Apple’s products may be insanely great, but that doesn’t mean the company is always an insanely great place to work.
To find out more about the downsides of working at Apple we turned to Glassdoor.com, a job website that asks employees from thousands of companies to review their employers anonymously.
We went through hundreds of reviews on Glassdoor from current and former Apple employees over the past year and pulled out some of the more common complaints.
It's no secret that Apple is an incredibly secretive company and only intends to get more secretive in the future. Apparently this drives some employees at the company crazy.
One Apple inventory specialist wrote that the 'need for secrecy sometimes means doing work twice when changes happen in schedule or releases.' Another employee who works as an engineering product manager in Cupertino griped that 'the need for secrecy makes for special challenges in trying to coordinate cross-functionally.'
Some employees noted that on a more basic level, excessive secrecy makes it impossible to know exactly why you've been asked to do a certain assignment. Your only option is just to do it blindly.
Some current and former employees complained about dealing with coworkers who are arrogant. As one senior software engineer put it, 'Most engineers have an inflated view of their abilities and it shows in their attitude.'
Based on the employee reviews we read, it looks like Apple's human resources department leaves much to be desired. One manager at Cupertino said that 'HR is useless,' and several employees complained that performance reviews take forever, if they happen at all.
Many employees complained about Apple's perks, or the lack of them. One QA engineer said there were no free lunches or gyms at Apple, while a software engineer said the perks were definitely not on par with those offered at Google or Facebook.
Then again, Apple's philosophy all along has been that the opportunity to do great work that can impact people should be viewed as the ultimate perk. Still, it seems some employees want more.
Employees from departments throughout the company ranging from retail advisors to engineering managers complained of long hours and inflexible schedules that make it all but impossible to attain some semblance of work/life balance.
As one current engineer put it, 'It's like wearing a badge of honour to diss your family in favour of a weekend at the office. Clearly the solution is to hire more personnel, but why do that when you can work your engineers 6-7 days a week 6-8 months out of the year.'
Several employees expressed frustration at how hard it can be to land a promotion at Apple.
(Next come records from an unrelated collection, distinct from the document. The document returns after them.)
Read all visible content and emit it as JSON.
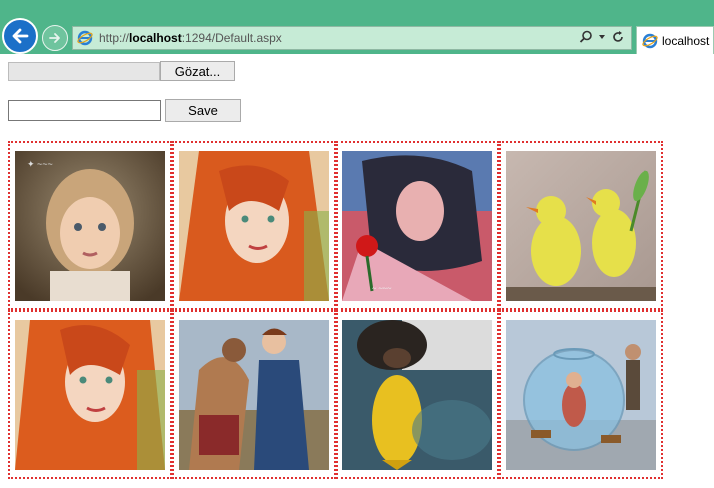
{
  "browser": {
    "url_prefix": "http://",
    "url_host": "localhost",
    "url_rest": ":1294/Default.aspx",
    "tab_title": "localhost",
    "icons": [
      "back-arrow-icon",
      "forward-arrow-icon",
      "ie-logo-icon",
      "search-icon",
      "dropdown-icon",
      "refresh-icon"
    ]
  },
  "form": {
    "file_input_value": "",
    "browse_label": "Gözat...",
    "text_input_value": "",
    "save_label": "Save"
  },
  "gallery": {
    "border_color": "#e03030",
    "columns": 4,
    "rows": [
      [
        "girl-portrait-image",
        "redhead-portrait-image",
        "woman-with-rose-image",
        "yellow-birds-image"
      ],
      [
        "redhead-portrait-2-image",
        "two-women-painting-image",
        "dog-and-fish-image",
        "fishbowl-art-image"
      ]
    ]
  }
}
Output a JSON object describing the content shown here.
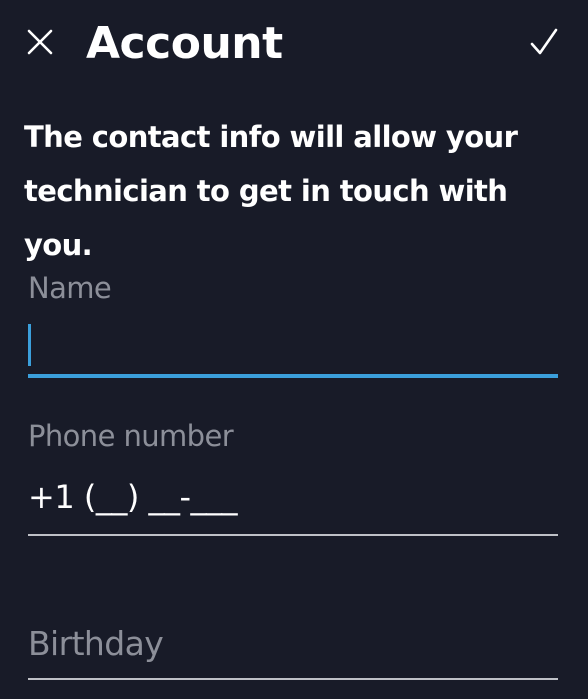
{
  "app_bar": {
    "close_icon": "close-icon",
    "title": "Account",
    "confirm_icon": "checkmark-icon"
  },
  "intro_text": "The contact info will allow your technician to get in touch with you.",
  "form": {
    "name": {
      "label": "Name",
      "value": ""
    },
    "phone": {
      "label": "Phone number",
      "value": "+1 (__) __-___"
    },
    "birthday": {
      "label": "Birthday",
      "value": ""
    }
  },
  "colors": {
    "background": "#181b28",
    "accent": "#3b9fdb",
    "label_gray": "#8c8f99",
    "divider": "#bfc1c7",
    "text": "#ffffff"
  }
}
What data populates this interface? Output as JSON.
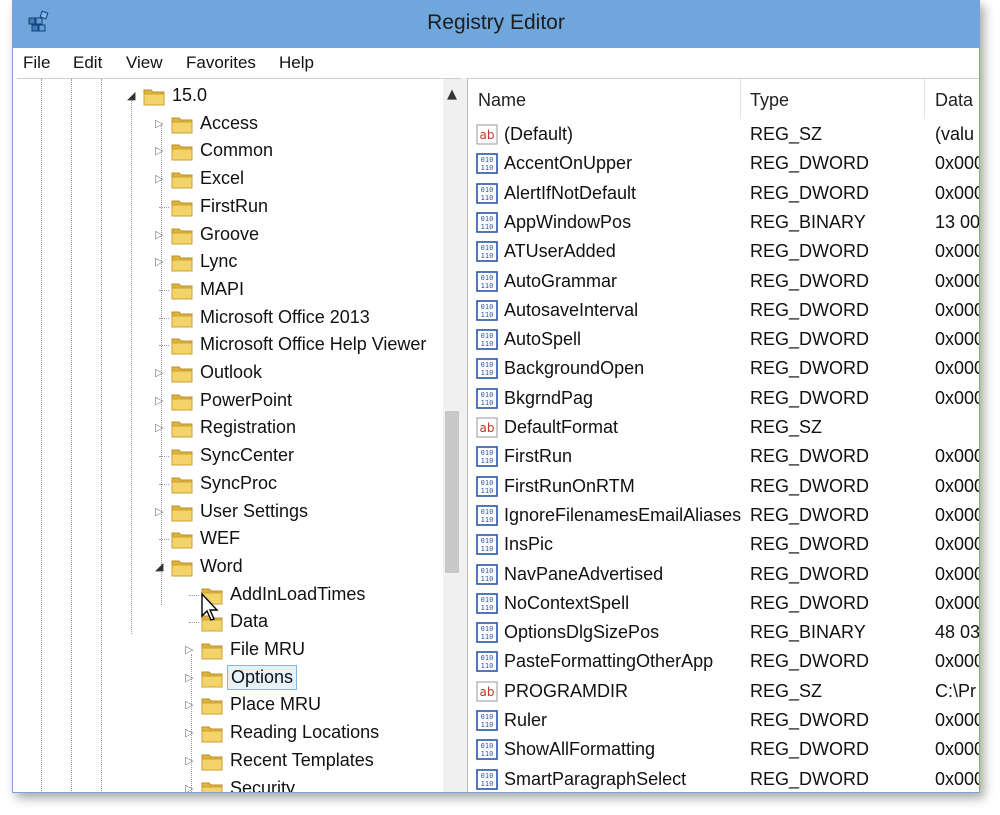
{
  "window": {
    "title": "Registry Editor"
  },
  "menu": [
    "File",
    "Edit",
    "View",
    "Favorites",
    "Help"
  ],
  "tree": {
    "parent": "15.0",
    "children": [
      "Access",
      "Common",
      "Excel",
      "FirstRun",
      "Groove",
      "Lync",
      "MAPI",
      "Microsoft Office 2013",
      "Microsoft Office Help Viewer",
      "Outlook",
      "PowerPoint",
      "Registration",
      "SyncCenter",
      "SyncProc",
      "User Settings",
      "WEF",
      "Word"
    ],
    "word_children": [
      "AddInLoadTimes",
      "Data",
      "File MRU",
      "Options",
      "Place MRU",
      "Reading Locations",
      "Recent Templates",
      "Security"
    ],
    "selected": "Options"
  },
  "columns": {
    "name": "Name",
    "type": "Type",
    "data": "Data"
  },
  "values": [
    {
      "name": "(Default)",
      "type": "REG_SZ",
      "data": "(valu",
      "icon": "string-value-icon"
    },
    {
      "name": "AccentOnUpper",
      "type": "REG_DWORD",
      "data": "0x000",
      "icon": "binary-value-icon"
    },
    {
      "name": "AlertIfNotDefault",
      "type": "REG_DWORD",
      "data": "0x000",
      "icon": "binary-value-icon"
    },
    {
      "name": "AppWindowPos",
      "type": "REG_BINARY",
      "data": "13 00",
      "icon": "binary-value-icon"
    },
    {
      "name": "ATUserAdded",
      "type": "REG_DWORD",
      "data": "0x000",
      "icon": "binary-value-icon"
    },
    {
      "name": "AutoGrammar",
      "type": "REG_DWORD",
      "data": "0x000",
      "icon": "binary-value-icon"
    },
    {
      "name": "AutosaveInterval",
      "type": "REG_DWORD",
      "data": "0x000",
      "icon": "binary-value-icon"
    },
    {
      "name": "AutoSpell",
      "type": "REG_DWORD",
      "data": "0x000",
      "icon": "binary-value-icon"
    },
    {
      "name": "BackgroundOpen",
      "type": "REG_DWORD",
      "data": "0x000",
      "icon": "binary-value-icon"
    },
    {
      "name": "BkgrndPag",
      "type": "REG_DWORD",
      "data": "0x000",
      "icon": "binary-value-icon"
    },
    {
      "name": "DefaultFormat",
      "type": "REG_SZ",
      "data": "",
      "icon": "string-value-icon"
    },
    {
      "name": "FirstRun",
      "type": "REG_DWORD",
      "data": "0x000",
      "icon": "binary-value-icon"
    },
    {
      "name": "FirstRunOnRTM",
      "type": "REG_DWORD",
      "data": "0x000",
      "icon": "binary-value-icon"
    },
    {
      "name": "IgnoreFilenamesEmailAliases",
      "type": "REG_DWORD",
      "data": "0x000",
      "icon": "binary-value-icon"
    },
    {
      "name": "InsPic",
      "type": "REG_DWORD",
      "data": "0x000",
      "icon": "binary-value-icon"
    },
    {
      "name": "NavPaneAdvertised",
      "type": "REG_DWORD",
      "data": "0x000",
      "icon": "binary-value-icon"
    },
    {
      "name": "NoContextSpell",
      "type": "REG_DWORD",
      "data": "0x000",
      "icon": "binary-value-icon"
    },
    {
      "name": "OptionsDlgSizePos",
      "type": "REG_BINARY",
      "data": "48 03",
      "icon": "binary-value-icon"
    },
    {
      "name": "PasteFormattingOtherApp",
      "type": "REG_DWORD",
      "data": "0x000",
      "icon": "binary-value-icon"
    },
    {
      "name": "PROGRAMDIR",
      "type": "REG_SZ",
      "data": "C:\\Pr",
      "icon": "string-value-icon"
    },
    {
      "name": "Ruler",
      "type": "REG_DWORD",
      "data": "0x000",
      "icon": "binary-value-icon"
    },
    {
      "name": "ShowAllFormatting",
      "type": "REG_DWORD",
      "data": "0x000",
      "icon": "binary-value-icon"
    },
    {
      "name": "SmartParagraphSelect",
      "type": "REG_DWORD",
      "data": "0x000",
      "icon": "binary-value-icon"
    }
  ],
  "colors": {
    "titlebar": "#6fa6db",
    "selection_bg": "#e5f1fb",
    "selection_border": "#7db7e6",
    "folder": "#e8c04a"
  }
}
As one production designer in Cupertino explained, 'There is almost zero opportunity to move up -- even if your the best. Apple is plagued with hiring externally instead of promoting internally. recruiters WILL low ball you if your offered a spot, so be prepared for a fight.'
To make matters worse, some also complained that it's difficult just to get a raise. 'Raises are small or non-existent,' wrote one software QA engineer at the company.
Low salaries were a particularly common complaint from Apple employees on Glassdoor, primarily from those who identified as working in Apple's retail stores, but also from business specialists, IT professionals and others at the company. That said, many positions at Apple do pay better than average.
Multiple employees have complained in recent months that bureaucracy is starting to creep in at Apple, making it a less pleasant place to work. One software engineer complained in May of 'having to deal with growing and encroaching bureaucracy.'
This matches up with a recent report from Fortune's Adam Lashinsky that certain divisions in Apple feel they are being interfered with more by executives now than when Steve Jobs was in charge.
There weren't any complaints about Apple's top executives as far as we could see, but several employees did express frustration with middle management at the company.
As one Apple campus representative wrote, 'Senior management was great, but middle manager was a nuisance.' Another employee, identified as a global commodity manager, put it even more strongly than that, noting that there is a 'lack of experienced middle level manager, making organic long-term development for the entire company.. somehow hard.'
Steve Jobs was fond of taking other people's ideas at the company and effectively claiming them as his own (intentionally or not) and it seems this tradition has spread to other employees at Apple.
One Apple senior engineer noted, 'Good ideas are always welcome, but don't act surprised when yours are put down at first and later get presented by somebody else than you, in a meeting where you are not invited.' Ouch!
There were more than a few frustrated employees noting in their reviews that Apple has zero tolerance for mediocrity, which only adds to the stress of working at the company.
As one employee wrote, 'There is no room for mediocrity's at Apple. If you're not an 'A' performer, it will become apparent all too soon and you'll be down the road at Google.'
More than most of the other complaints on this list though, you could argue this is actually one of Apple's big strengths. Steve Jobs always said he wanted grade A players, and it seemed to work out pretty well for the company.